* [What is being asked]
Exactly how many lines in this material contain the string "purple"? Reply with the number alone.

* [Information given]
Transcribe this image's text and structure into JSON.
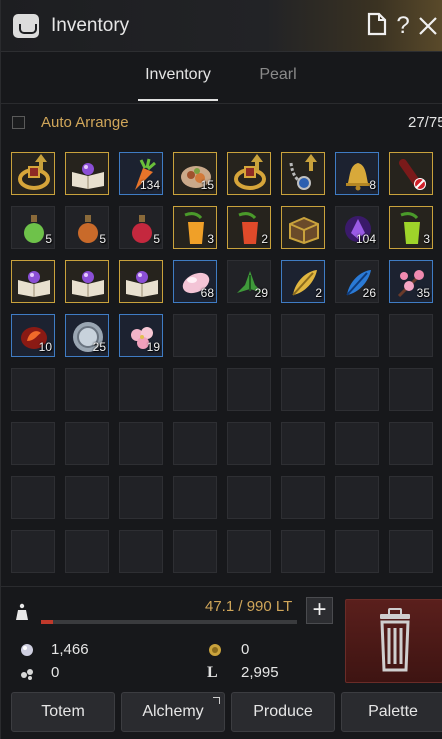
{
  "window": {
    "title": "Inventory",
    "title_icon": "inventory-bag-icon"
  },
  "title_buttons": [
    {
      "name": "note-icon",
      "label": "🗎"
    },
    {
      "name": "help-icon",
      "label": "?"
    },
    {
      "name": "close-icon",
      "label": "✕"
    }
  ],
  "tabs": {
    "active": "Inventory",
    "inactive": "Pearl"
  },
  "arrange": {
    "label": "Auto Arrange",
    "checked": false,
    "slots": "27/75"
  },
  "items": [
    {
      "name": "ring-gold",
      "quality": "gold",
      "icon": "ring-icon",
      "upgrade": true,
      "qty": ""
    },
    {
      "name": "book-purple",
      "quality": "gold",
      "icon": "book-icon",
      "upgrade": false,
      "qty": ""
    },
    {
      "name": "carrot",
      "quality": "blue",
      "icon": "carrot-icon",
      "upgrade": false,
      "qty": "134"
    },
    {
      "name": "meal-plate",
      "quality": "gold",
      "icon": "plate-icon",
      "upgrade": false,
      "qty": "15"
    },
    {
      "name": "ring-gold-2",
      "quality": "gold",
      "icon": "ring-icon",
      "upgrade": true,
      "qty": ""
    },
    {
      "name": "necklace",
      "quality": "gold",
      "icon": "necklace-icon",
      "upgrade": true,
      "qty": ""
    },
    {
      "name": "bell",
      "quality": "blue",
      "icon": "bell-icon",
      "upgrade": false,
      "qty": "8"
    },
    {
      "name": "dye-red",
      "quality": "gold",
      "icon": "dye-icon",
      "upgrade": false,
      "qty": ""
    },
    {
      "name": "potion-green",
      "quality": "none",
      "icon": "potion-green-icon",
      "upgrade": false,
      "qty": "5"
    },
    {
      "name": "potion-orange",
      "quality": "none",
      "icon": "potion-orange-icon",
      "upgrade": false,
      "qty": "5"
    },
    {
      "name": "potion-red",
      "quality": "none",
      "icon": "potion-red-icon",
      "upgrade": false,
      "qty": "5"
    },
    {
      "name": "juice-orange",
      "quality": "gold",
      "icon": "juice-orange-icon",
      "upgrade": false,
      "qty": "3"
    },
    {
      "name": "juice-red",
      "quality": "gold",
      "icon": "juice-red-icon",
      "upgrade": false,
      "qty": "2"
    },
    {
      "name": "chest",
      "quality": "gold",
      "icon": "chest-icon",
      "upgrade": false,
      "qty": ""
    },
    {
      "name": "crystal-purple",
      "quality": "none",
      "icon": "crystal-purple-icon",
      "upgrade": false,
      "qty": "104"
    },
    {
      "name": "juice-green",
      "quality": "gold",
      "icon": "juice-green-icon",
      "upgrade": false,
      "qty": "3"
    },
    {
      "name": "book-purple-2",
      "quality": "gold",
      "icon": "book-icon",
      "upgrade": false,
      "qty": ""
    },
    {
      "name": "book-purple-3",
      "quality": "gold",
      "icon": "book-icon",
      "upgrade": false,
      "qty": ""
    },
    {
      "name": "book-purple-4",
      "quality": "gold",
      "icon": "book-icon",
      "upgrade": false,
      "qty": ""
    },
    {
      "name": "petal-pink",
      "quality": "blue",
      "icon": "petal-icon",
      "upgrade": false,
      "qty": "68"
    },
    {
      "name": "herb-green",
      "quality": "none",
      "icon": "herb-icon",
      "upgrade": false,
      "qty": "29"
    },
    {
      "name": "feather-gold",
      "quality": "blue",
      "icon": "feather-icon",
      "upgrade": false,
      "qty": "2"
    },
    {
      "name": "feather-blue",
      "quality": "none",
      "icon": "feather-blue-icon",
      "upgrade": false,
      "qty": "26"
    },
    {
      "name": "blossom-branch",
      "quality": "blue",
      "icon": "blossom-icon",
      "upgrade": false,
      "qty": "35"
    },
    {
      "name": "fire-stone",
      "quality": "blue",
      "icon": "fire-stone-icon",
      "upgrade": false,
      "qty": "10"
    },
    {
      "name": "silver-coin",
      "quality": "blue",
      "icon": "coin-icon",
      "upgrade": false,
      "qty": "25"
    },
    {
      "name": "flower-pink",
      "quality": "blue",
      "icon": "flower-icon",
      "upgrade": false,
      "qty": "19"
    }
  ],
  "weight": {
    "text": "47.1 / 990 LT",
    "fraction": 0.048
  },
  "currency": {
    "silver": "1,466",
    "gold_coin": "0",
    "seeds": "0",
    "loyalty": "2,995"
  },
  "buttons": {
    "totem": "Totem",
    "alchemy": "Alchemy",
    "produce": "Produce",
    "palette": "Palette"
  },
  "colors": {
    "gold_quality": "#c9a23c",
    "blue_quality": "#3f7cc4",
    "accent_text": "#d0a65a",
    "trash": "#5a1f1c"
  }
}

* [Output for this task]
6